Drinking a combination of carbohydrates and protein after a hard workout can help restore your energy and aid in building lean, metabolism-boosting muscle, but it turns out that you don’t need a fancy recovery beverage to reap these benefits. After participating in a vigorous cycling session, cyclists who drank chocolate milk were able to ride 51 percent longer in a subsequent workout than those who drank a standard recovery beverage, a 2009 article in Applied Physiology, Nutrition, and Metabolism found. Plus, chocolate milk is cheaper (and tastier) than anything you’ll find in a sports nutrition store.
The challenge of the Presidential Sports Award program is for Americans to make a commitment to fitness through active and regular participation in sports and fitness activities.
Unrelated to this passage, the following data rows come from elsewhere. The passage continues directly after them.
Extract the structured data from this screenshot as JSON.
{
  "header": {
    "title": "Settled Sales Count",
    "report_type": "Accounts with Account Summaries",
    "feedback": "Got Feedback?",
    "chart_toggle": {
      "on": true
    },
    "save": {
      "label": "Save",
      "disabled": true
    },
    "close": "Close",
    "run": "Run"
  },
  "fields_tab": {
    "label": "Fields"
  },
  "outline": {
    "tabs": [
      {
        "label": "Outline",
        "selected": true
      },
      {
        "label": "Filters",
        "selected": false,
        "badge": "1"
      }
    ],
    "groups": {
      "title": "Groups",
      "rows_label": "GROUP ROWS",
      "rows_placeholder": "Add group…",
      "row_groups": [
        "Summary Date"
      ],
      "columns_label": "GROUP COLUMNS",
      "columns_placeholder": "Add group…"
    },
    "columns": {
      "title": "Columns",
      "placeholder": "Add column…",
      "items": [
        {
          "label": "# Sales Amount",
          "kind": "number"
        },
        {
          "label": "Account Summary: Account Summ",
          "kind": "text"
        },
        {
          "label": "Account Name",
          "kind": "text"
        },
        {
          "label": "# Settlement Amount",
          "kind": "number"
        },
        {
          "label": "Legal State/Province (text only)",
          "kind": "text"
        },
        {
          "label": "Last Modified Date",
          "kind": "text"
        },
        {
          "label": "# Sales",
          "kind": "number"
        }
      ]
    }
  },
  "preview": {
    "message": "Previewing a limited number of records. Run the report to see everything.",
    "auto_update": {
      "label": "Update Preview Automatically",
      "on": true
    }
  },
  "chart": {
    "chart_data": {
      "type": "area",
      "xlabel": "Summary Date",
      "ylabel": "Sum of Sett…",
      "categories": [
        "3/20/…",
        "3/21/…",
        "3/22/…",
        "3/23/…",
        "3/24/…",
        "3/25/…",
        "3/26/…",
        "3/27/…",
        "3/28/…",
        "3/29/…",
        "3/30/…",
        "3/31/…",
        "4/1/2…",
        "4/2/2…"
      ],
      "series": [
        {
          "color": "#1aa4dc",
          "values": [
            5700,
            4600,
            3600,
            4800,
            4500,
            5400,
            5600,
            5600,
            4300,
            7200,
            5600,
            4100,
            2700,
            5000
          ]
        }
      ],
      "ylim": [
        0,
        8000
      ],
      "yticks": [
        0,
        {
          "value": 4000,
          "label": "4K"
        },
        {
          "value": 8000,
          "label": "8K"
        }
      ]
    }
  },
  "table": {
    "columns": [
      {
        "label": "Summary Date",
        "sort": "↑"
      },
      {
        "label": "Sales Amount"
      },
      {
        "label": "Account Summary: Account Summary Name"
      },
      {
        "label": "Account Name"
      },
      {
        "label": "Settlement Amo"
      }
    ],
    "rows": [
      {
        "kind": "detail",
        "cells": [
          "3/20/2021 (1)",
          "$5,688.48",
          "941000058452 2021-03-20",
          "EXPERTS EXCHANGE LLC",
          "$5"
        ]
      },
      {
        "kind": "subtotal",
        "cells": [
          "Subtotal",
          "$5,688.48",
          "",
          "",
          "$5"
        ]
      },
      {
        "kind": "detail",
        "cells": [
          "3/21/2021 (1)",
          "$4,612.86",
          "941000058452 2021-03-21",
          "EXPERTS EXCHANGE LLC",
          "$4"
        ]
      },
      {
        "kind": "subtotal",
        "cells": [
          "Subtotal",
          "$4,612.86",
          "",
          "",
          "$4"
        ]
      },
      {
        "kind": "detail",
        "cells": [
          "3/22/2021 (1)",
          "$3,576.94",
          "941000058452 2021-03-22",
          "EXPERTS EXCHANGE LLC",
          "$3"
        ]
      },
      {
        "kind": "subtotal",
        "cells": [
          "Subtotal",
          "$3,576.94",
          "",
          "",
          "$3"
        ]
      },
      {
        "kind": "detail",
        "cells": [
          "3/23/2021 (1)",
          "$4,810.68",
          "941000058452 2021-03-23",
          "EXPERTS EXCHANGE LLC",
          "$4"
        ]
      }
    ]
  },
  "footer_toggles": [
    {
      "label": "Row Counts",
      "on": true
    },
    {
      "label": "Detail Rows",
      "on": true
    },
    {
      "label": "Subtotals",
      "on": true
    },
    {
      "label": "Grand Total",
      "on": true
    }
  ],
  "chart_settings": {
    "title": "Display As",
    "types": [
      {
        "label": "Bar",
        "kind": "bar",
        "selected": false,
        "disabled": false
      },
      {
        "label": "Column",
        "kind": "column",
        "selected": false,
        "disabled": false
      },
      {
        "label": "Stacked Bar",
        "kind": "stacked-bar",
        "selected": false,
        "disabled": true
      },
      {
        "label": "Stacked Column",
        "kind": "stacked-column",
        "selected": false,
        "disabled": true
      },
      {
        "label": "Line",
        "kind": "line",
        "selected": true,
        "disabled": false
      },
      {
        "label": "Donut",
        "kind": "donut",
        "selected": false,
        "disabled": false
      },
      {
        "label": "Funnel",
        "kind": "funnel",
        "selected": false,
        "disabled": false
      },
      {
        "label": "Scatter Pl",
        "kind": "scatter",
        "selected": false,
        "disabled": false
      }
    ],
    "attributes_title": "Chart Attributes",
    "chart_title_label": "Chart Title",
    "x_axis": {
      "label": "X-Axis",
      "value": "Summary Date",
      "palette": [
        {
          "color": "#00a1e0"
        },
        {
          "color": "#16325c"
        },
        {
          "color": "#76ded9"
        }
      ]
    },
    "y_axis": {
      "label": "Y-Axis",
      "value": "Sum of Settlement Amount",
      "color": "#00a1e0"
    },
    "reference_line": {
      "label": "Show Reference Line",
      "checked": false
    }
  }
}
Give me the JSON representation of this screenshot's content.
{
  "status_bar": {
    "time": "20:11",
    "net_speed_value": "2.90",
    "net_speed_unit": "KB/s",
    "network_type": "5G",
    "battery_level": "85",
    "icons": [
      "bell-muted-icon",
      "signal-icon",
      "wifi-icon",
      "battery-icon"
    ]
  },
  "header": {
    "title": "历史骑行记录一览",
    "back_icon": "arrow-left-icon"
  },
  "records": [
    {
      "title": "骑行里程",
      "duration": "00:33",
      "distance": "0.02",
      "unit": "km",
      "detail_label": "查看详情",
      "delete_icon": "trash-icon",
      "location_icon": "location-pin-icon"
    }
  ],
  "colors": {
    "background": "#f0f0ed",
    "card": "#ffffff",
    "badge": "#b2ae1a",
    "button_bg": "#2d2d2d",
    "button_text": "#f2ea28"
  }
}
Earning the award means that an individual has put in time and effort to meet the challenge of personal fitness. The award recognizes this achievement and the fact that the individual is part of a nationwide effort toward a healthier, more vital America.
A few years ago, after I clocked in at 275, it was clear that my weight was a major issue, and I needed to lose some pounds. So I started counting calories and kept to 1,500-1,800 a day (usually much closer to 1,500). Though counting calories drove me to an obsessive, unhappy state a few years before, I still did it, and I was doing OK this time around. In about six weeks time, I'd lost 10 pounds.
At any given time, there are dozens of weight-loss hypes in the marketplace that claim to take off 10 pounds in 10 days, or whatever. Desperation can tempt us to try anything — from "clean eating" to cutting out food groups entirely. Keep in mind: Just because an avocado-walnut-"crunchy"-kale-salad dripping in coconut oil is deemed "clean" by a so-called "expert" on your Instagram feed does not make it an unlimited food. Moral of the story? Avoid fads, eat real food, watch some Netflix, and unwind (perhaps with a glass of wine in hand). Now that's my kind of detox.
"These diets are so restrictive that of course you're going to lose weight fast because you're not eating enough calories to sustain basic activities of your body, let alone any exercise. That's nothing that any person can sustain for the long term," Hogan said. "The weight's going to come back if you do lose any weight, and then it's going to be harder to lose weight in the future."
The best low-cal diet plan isn't a diet so much as it is a method. CICO stands for "calories in, calories out" and is based on the mathematically sensible principle that as long as you're burning more calories than you're eating, you'll lose weight. All you need to get started is a way to track your calories—there are plenty of apps on the market although a pen and paper works great too—and a food scale to keep you honest about your portion sizes. (Also read this guide on how to safely cut calories to lose weight.) People love the simplicity and straightforwardness of the plan. And while it may not be the fastest way to lose weight, you're guaranteed to have success long term. (Just know that some weight-loss experts actually don't recommend calorie counting.)